Photo/IllutrationThe F-2 is the main fighter jet used by the Air Self-Defense Force. (Asahi Shimbun file photo)

With Finance Ministry officials lurking in the background, hawkish lawmakers in the ruling Liberal Democratic Party continue to battle the Defense Ministry over development of the next-generation fighter jet to replace the F-2.

The LDP lawmakers’ initial plan to have development conducted entirely by Japanese companies was scrapped because of expected high costs and possible engineering pitfalls.

But they have not given up the fight, and are now arguing that Japanese companies should play a leading role in any joint development of the new fighter jet.

However, Finance Ministry officials want to keep spending under control no matter what decision is made on the development project.

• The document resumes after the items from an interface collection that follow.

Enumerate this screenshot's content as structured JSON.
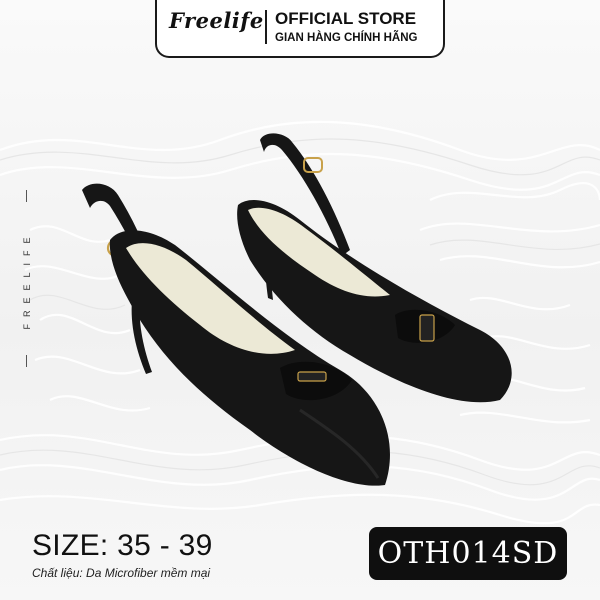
{
  "header": {
    "brand_logo": "Freelife",
    "store_title": "OFFICIAL STORE",
    "store_subtitle": "GIAN HÀNG CHÍNH HÃNG"
  },
  "side_brand": "FREELIFE",
  "product": {
    "size_label": "SIZE: 35 - 39",
    "material": "Chất liệu: Da Microfiber mềm mại",
    "code": "OTH014SD",
    "image": "pair-of-black-pointed-toe-slingback-heels-with-bow"
  },
  "colors": {
    "shoe": "#161616",
    "lining": "#ece9d6",
    "badge": "#0f0f0f",
    "background": "#f4f4f4",
    "hardware": "#c8a14a"
  }
}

The F-2 was jointly developed with the United States and first deployed in fiscal 2000. The shelf life of the fighters is expected to expire around 2030.

The Defense Ministry initially had three options for the next-generation fighter jet: to fully develop it domestically; to develop it jointly with other nations; or to extend the life of the F-2 through various modifications.

The third option was jettisoned because modifications alone would not obtain the required capabilities.

As for full domestic development, Finance Ministry officials said it would be too expensive.

That left joint development as the course taken by the Defense Ministry, but the LDP members are not taking that decision lying down.

At a study session held on Nov. 6, LDP lawmakers discussed a proposal for submission to the Defense Ministry, saying that even with joint development, Japanese companies had to play a leading role.

Those lawmakers want to ensure Japanese defense industry companies secure their share of the profits and to pass on the technological foundation that has been created through past development of fighter jets.

They still have in mind the Defense Ministry’s development of a prototype jet dubbed the X-2, which was confirmed to have high stealth and engine capabilities.

More than 200 companies took part in the X-2 project, including Mitsubishi Heavy Industries Ltd., and 93 percent of the prototype was made in Japan.

The Defense Ministry, however, has already received responses from three foreign companies after a request for information (RFI) was issued.

One proposal submitted by Lockheed Martin Corp. of the United States was a hybrid model that would combine the stealth capabilities of its F-35 jet onto the body of the F-22, considered the world’s strongest fighter jet.

Moreover, Lockheed Martin’s proposal said Japanese companies would be given responsibility for more than half of the development and production work.

The other proposals from abroad were submitted by Boeing Co., also from the United States, and Britain’s BAE Systems Plc.

Regardless of which fighter jet is developed, Finance Ministry officials will be casting a sharp eye to ensure costs do not balloon.

The budget for the new fighter jet is expected to be worth trillions of yen. Such spending would come on top of six straight years of increases in the defense budget.

The initial figure for defense spending in the current fiscal year was 5.191 trillion yen ($46 billion).

Because payments must be made on expensive equipment contracted in the past, only about 1 trillion yen a year in the defense budget can be freely used for new projects.

And there is always the possibility that development expenses and manufacturing costs will increase.

“In order to keep expenses down, there has to be other ways of pursuing the development of the jet and placing the orders for the jets,” a Finance Ministry official said.

(This article was written by Shinichi Fujiwara and Tsuneo Sasai.)